* MATERIAL SHOWN *
**********
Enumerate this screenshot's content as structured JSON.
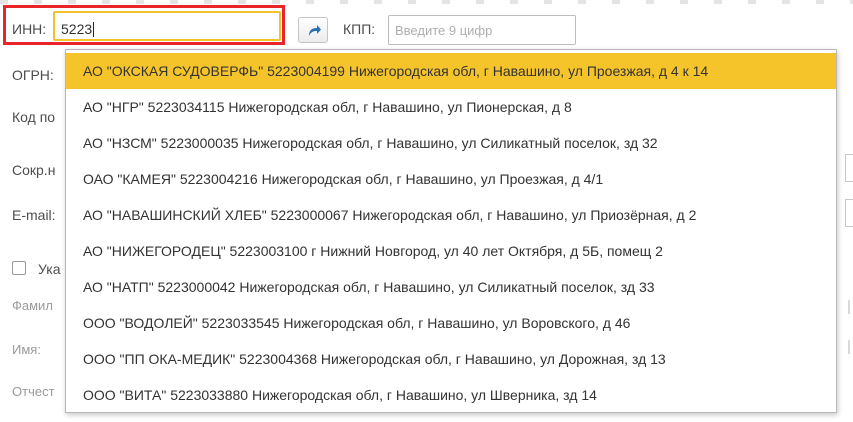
{
  "form": {
    "inn_label": "ИНН:",
    "inn_value": "5223",
    "kpp_label": "КПП:",
    "kpp_placeholder": "Введите 9 цифр",
    "ogrn_label": "ОГРН:",
    "code_label": "Код по",
    "short_name_label": "Сокр.н",
    "email_label": "E-mail:",
    "checkbox_label": "Ука",
    "lastname_label": "Фамил",
    "firstname_label": "Имя:",
    "patronymic_label": "Отчест"
  },
  "suggestions": {
    "selected_index": 0,
    "highlight_color": "#f5c42b",
    "items": [
      "АО \"ОКСКАЯ СУДОВЕРФЬ\" 5223004199 Нижегородская обл, г Навашино, ул Проезжая, д 4 к 14",
      "АО \"НГР\" 5223034115 Нижегородская обл, г Навашино, ул Пионерская, д 8",
      "АО \"НЗСМ\" 5223000035 Нижегородская обл, г Навашино, ул Силикатный поселок, зд 32",
      "ОАО \"КАМЕЯ\" 5223004216 Нижегородская обл, г Навашино, ул Проезжая, д 4/1",
      "АО \"НАВАШИНСКИЙ ХЛЕБ\" 5223000067 Нижегородская обл, г Навашино, ул Приозёрная, д 2",
      "АО \"НИЖЕГОРОДЕЦ\" 5223003100 г Нижний Новгород, ул 40 лет Октября, д 5Б, помещ 2",
      "АО \"НАТП\" 5223000042 Нижегородская обл, г Навашино, ул Силикатный поселок, зд 33",
      "ООО \"ВОДОЛЕЙ\" 5223033545 Нижегородская обл, г Навашино, ул Воровского, д 46",
      "ООО \"ПП ОКА-МЕДИК\" 5223004368 Нижегородская обл, г Навашино, ул Дорожная, зд 13",
      "ООО \"ВИТА\" 5223033880 Нижегородская обл, г Навашино, ул Шверника, зд 14"
    ]
  },
  "icons": {
    "search_button": "arrow-redo-icon"
  },
  "colors": {
    "inn_input_border": "#f2c230",
    "annotation_box": "#e8262a",
    "button_arrow": "#2a6fb5"
  }
}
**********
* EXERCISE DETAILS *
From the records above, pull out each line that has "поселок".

* RESPONSE *
      "АО \"НЗСМ\" 5223000035 Нижегородская обл, г Навашино, ул Силикатный поселок, зд 32",
      "АО \"НАТП\" 5223000042 Нижегородская обл, г Навашино, ул Силикатный поселок, зд 33",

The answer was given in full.